Specifically, Periandi told the FBI that the Rendell administration was getting ready to issue new casino licenses and had stacked the deck in favor of DeNaples, a very rich and powerful businessman from the northeast corner of the state with longstanding ties to the Mafia.
I remember asking Periandi to explain why didn’t he go to the attorney general with this. Here’s what he told me:
“I just couldn’t trust them,” he said.
And here’s why that’s a big deal: The Philadelphia Inquirer’s scoop, which says Kathleen Kane stopped an investigation into DeNaples’ gaming empire, isn’t just a one-day story. DeNaples is a northeast Pennsylvania institution, with a history of buying friendly politicians — possibly the governor, and certainly a Congressman, not to mention some of the highest-ranking state and federal law enforcement officials.
I should know. I wrote a book about it — my 2013 book, The Quiet Don, which was ostensibly a history of Mafia kingpin Russell Bufalino (who, among many other misdeeds, gave the order to kill Jimmy Hoffa). But the book also relayed how Bufalino’s legacy included the passing of his corruptive influence onto DeNaples.
That context is important. As the Inquirer piece described, Kane allegedly stepped in and quashed a subpoena compelling DeNaples to testify in 2013 before a grand jury, which was probing a DeNaples’ lackey who had been placed within the state gaming control board.
Periandi went on to explain that the attorney general’s office wasn’t so much a law enforcement agency as it was a political sieve where investigations into the rich, powerful and politically connected leaked out and died. Sound familiar?
Periandi said that had he brought his concerns about gaming to the attorney general’s office, the probe would have been disclosed to Rendell and stopped dead in its tracks.

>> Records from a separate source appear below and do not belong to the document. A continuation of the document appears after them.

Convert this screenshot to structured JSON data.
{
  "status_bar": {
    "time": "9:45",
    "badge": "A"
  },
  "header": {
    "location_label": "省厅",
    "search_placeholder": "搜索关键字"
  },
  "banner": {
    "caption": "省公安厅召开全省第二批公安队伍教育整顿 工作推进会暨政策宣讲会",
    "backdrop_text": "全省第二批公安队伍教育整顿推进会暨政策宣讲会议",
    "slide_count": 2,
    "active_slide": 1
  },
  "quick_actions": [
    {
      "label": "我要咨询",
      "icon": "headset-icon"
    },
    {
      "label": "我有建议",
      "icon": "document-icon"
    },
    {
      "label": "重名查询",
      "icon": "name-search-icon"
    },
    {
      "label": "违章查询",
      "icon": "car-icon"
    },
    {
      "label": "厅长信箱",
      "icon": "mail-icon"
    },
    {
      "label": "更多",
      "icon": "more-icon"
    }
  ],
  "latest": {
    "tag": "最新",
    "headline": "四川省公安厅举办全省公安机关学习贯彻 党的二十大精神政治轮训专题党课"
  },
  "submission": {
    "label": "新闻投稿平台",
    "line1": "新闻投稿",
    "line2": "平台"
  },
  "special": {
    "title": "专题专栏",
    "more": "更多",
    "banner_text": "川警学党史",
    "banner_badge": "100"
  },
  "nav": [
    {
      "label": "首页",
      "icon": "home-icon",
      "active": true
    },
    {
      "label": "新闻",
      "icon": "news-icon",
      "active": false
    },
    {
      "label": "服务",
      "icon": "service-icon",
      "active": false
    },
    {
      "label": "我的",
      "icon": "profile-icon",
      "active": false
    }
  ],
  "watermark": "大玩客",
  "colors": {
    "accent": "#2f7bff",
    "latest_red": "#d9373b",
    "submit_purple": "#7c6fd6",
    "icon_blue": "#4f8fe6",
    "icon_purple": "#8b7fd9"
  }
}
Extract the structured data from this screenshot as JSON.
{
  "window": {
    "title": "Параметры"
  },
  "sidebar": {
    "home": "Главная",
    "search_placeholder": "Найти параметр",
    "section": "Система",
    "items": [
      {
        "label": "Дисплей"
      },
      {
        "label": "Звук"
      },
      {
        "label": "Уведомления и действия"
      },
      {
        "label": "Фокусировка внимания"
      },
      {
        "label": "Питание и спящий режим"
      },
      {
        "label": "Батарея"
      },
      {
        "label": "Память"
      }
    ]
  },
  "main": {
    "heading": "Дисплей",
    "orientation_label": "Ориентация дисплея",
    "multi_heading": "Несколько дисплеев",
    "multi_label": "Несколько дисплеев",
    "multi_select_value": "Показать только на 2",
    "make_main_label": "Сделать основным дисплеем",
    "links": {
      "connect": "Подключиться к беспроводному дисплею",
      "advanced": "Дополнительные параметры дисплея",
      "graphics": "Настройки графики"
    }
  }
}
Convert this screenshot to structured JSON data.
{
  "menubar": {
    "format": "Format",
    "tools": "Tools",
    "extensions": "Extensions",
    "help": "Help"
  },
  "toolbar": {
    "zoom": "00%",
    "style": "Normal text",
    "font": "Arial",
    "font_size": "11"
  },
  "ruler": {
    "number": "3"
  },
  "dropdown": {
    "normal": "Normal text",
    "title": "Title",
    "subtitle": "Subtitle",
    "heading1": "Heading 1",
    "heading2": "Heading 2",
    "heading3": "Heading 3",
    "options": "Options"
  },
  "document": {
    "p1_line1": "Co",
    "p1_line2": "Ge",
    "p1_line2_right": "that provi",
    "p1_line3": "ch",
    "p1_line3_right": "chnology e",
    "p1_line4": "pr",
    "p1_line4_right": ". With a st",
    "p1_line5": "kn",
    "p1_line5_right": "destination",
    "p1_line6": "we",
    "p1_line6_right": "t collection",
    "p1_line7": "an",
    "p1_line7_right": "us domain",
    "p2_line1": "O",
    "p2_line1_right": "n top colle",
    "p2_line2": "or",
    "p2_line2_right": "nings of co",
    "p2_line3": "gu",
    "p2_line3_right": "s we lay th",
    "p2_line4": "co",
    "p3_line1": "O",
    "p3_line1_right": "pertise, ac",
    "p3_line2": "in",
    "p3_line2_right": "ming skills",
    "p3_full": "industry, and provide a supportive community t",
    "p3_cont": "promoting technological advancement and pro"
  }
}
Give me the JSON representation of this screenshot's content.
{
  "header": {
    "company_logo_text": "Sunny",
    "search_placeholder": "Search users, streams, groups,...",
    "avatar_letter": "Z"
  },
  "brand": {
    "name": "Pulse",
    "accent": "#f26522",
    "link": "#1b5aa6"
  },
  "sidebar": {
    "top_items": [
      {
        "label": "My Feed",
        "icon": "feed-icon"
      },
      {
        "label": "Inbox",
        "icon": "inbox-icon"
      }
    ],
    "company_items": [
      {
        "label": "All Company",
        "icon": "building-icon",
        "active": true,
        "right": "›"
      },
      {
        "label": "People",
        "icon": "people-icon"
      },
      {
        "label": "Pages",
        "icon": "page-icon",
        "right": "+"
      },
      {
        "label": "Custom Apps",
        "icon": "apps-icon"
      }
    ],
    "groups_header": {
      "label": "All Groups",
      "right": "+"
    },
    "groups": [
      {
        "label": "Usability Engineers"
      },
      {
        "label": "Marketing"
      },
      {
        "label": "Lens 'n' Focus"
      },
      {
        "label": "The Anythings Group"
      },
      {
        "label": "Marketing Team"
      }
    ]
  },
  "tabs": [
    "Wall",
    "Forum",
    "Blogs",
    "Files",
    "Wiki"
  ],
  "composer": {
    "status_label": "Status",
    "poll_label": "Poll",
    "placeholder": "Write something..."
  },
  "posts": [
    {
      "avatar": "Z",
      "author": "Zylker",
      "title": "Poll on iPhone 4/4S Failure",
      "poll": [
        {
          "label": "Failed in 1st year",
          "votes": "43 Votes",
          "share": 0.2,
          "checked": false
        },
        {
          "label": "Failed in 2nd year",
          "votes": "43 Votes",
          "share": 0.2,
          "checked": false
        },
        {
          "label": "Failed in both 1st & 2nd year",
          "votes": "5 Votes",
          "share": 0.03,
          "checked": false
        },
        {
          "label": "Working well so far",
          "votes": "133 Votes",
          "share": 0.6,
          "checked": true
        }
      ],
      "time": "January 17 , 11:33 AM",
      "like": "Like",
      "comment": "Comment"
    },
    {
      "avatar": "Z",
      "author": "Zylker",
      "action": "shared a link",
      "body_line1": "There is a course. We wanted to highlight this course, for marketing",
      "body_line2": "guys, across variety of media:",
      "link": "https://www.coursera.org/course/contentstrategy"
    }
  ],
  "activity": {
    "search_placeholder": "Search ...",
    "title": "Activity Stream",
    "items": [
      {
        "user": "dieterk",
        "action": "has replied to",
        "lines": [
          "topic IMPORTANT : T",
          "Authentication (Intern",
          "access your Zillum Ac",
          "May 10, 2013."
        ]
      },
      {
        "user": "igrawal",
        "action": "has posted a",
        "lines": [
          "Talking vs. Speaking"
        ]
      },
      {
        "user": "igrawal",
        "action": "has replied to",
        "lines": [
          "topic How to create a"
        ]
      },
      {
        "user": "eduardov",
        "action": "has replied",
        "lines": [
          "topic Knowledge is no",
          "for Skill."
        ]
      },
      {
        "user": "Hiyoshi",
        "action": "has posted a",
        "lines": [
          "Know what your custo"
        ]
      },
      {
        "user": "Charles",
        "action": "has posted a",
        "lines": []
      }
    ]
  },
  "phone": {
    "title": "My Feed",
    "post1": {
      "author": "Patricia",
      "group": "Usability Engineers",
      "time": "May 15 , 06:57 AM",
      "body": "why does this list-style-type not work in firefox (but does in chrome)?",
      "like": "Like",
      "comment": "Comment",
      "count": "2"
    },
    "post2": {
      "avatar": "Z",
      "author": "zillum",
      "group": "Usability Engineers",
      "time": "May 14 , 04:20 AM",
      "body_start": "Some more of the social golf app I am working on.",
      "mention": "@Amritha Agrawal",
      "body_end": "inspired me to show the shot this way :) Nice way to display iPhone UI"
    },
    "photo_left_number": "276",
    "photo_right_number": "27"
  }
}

As it was, DeNaples was eventually indicted in 2008 by a Dauphin County grand jury thanks to the gutsy District Attorney Ed Marsico, who had lined up a DeNaples’ crony, William D’Elia, to testify that he and DeNaples had enjoyed a professional and business relationship that lasted over 30 years.
D’Elia wasn’t some Mafia wannabe: He was the real thing, a stone cold gangster who served as Bufalino’s driver and bodyguard and later ran the Bufalino family business following The Don’s death in 1994.
Marsico was later forced to cut a deal with DeNaples and drop the charges once he realized that, in addition to having Rendell on his side, DeNaples could also count on the state supreme court, which did everything in its power to thwart Marsico’s probe. (Another fun fact: Tom Marino, the former U.S. Attorney in Harrisburg and Scranton, was forced to resign in disgrace in 2007 after he had given DeNaples a personal reference for his gaming application. With DeNaples’ support, Marino later became a U.S. Congressman, where he’s now serving his third term).
While this all sounds like some fantastical, fictional tale, it’s not.
And that’s the scary part.